Ms Alaso told Parliament that Mr Otto had informed the party that he was going to court and wondered why he chose to bring the matter to the House. Ms Kadaga ruled against Mr Otto, saying as Speaker, she cannot involve herself in internal party politics.
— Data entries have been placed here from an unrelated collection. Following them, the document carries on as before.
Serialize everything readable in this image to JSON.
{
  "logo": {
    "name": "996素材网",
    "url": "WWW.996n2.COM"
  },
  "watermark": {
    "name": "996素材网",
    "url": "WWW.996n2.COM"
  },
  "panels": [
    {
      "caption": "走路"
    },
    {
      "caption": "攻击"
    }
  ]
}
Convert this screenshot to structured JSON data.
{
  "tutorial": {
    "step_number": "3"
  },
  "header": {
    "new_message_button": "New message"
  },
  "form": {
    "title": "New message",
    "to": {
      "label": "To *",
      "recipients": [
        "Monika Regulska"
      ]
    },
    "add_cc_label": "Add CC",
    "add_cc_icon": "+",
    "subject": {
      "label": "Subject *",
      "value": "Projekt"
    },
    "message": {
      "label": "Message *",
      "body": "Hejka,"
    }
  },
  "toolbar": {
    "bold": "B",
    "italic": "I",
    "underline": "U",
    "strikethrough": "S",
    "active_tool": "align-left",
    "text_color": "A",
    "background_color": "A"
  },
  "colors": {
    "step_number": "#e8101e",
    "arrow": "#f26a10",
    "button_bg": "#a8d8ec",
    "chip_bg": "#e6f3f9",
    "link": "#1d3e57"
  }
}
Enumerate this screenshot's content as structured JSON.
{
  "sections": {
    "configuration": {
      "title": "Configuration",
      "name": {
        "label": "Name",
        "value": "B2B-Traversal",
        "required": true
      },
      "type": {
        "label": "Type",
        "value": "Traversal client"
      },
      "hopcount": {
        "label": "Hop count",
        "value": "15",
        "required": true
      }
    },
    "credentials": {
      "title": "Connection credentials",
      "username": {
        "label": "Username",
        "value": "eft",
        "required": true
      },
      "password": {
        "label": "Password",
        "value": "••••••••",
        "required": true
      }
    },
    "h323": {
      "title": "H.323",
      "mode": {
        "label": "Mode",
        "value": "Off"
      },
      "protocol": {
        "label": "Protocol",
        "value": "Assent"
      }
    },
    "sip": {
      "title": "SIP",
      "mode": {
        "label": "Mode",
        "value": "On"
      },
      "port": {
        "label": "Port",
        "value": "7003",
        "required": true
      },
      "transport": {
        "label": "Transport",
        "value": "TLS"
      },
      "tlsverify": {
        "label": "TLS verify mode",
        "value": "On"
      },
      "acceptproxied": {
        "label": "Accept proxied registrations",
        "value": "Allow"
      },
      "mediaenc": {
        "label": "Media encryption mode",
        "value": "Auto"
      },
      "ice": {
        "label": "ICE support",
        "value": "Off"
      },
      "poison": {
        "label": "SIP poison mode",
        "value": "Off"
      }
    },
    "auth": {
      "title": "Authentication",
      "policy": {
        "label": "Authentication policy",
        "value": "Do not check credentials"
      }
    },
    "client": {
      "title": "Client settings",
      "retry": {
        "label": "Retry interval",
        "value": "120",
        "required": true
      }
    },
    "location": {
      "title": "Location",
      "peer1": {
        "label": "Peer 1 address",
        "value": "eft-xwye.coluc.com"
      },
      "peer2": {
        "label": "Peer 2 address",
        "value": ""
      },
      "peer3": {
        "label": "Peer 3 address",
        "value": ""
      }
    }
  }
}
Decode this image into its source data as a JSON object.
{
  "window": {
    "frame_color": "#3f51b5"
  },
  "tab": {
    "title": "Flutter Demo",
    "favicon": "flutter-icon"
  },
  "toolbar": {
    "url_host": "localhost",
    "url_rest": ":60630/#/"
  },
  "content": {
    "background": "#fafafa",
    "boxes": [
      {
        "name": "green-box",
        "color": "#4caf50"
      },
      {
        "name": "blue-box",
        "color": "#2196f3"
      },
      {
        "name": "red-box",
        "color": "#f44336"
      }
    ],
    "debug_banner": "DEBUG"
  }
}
As the 2016 elections draw nearer, the FDC should be in better shape than it is.
IN THE HOUSE
business in parliament this week
1. The public finance Bill, 2012
2. The narcotic drugs & psychotropic substances (control) Bill, 2007
3. The plant protection and health Bill, 2010
4. The Hiv/Aids prevention and control Bill, 2010
5. The implementation of government assurances Bill, 2008
6. The marriage and divorce Bill, 2009
7. The public private partnership Bill, 2013
8. The trade (licensing) (amendment) Bill, 2012
9. The national biotechnology & biosafety Bill, 2012
10. The anti-corruption (amendment) Bill, 2013
11. The retirement benefits sector liberalization Bill, 2011
12. Report of the committee on public service and local government on the petition by the people of Kilayi parish, Mbale District
13. A summary of reports of the committee on foreign affairs on its visits to Uganda’s missions abroad between July 2010 and November 2013
14. Report of the committee on national economy on the proposal by government of Uganda to borrow $7,000,000 from the Arab Bank for Economic Development (Badea) and another $ 15,000,000 (from the Opec Fund for International Development (OFID) plus another us 15,000,000 from, the Saudi Fund for Development (SFD) for the rehabilitation and expansion of Kayunga and Yumbe general hospitals project
15. Report of the committee on national economy on the proposal by Government of Uganda to borrow up to $12.0 million from the Islamic Development Bank to finance the upgrading of the Tirinyi-Pallisa-Kumi and Pallisa-Kamonkoli road
16. Report of the committee on public service and local government on the statement by the minister on non-payment of salaries of public servants.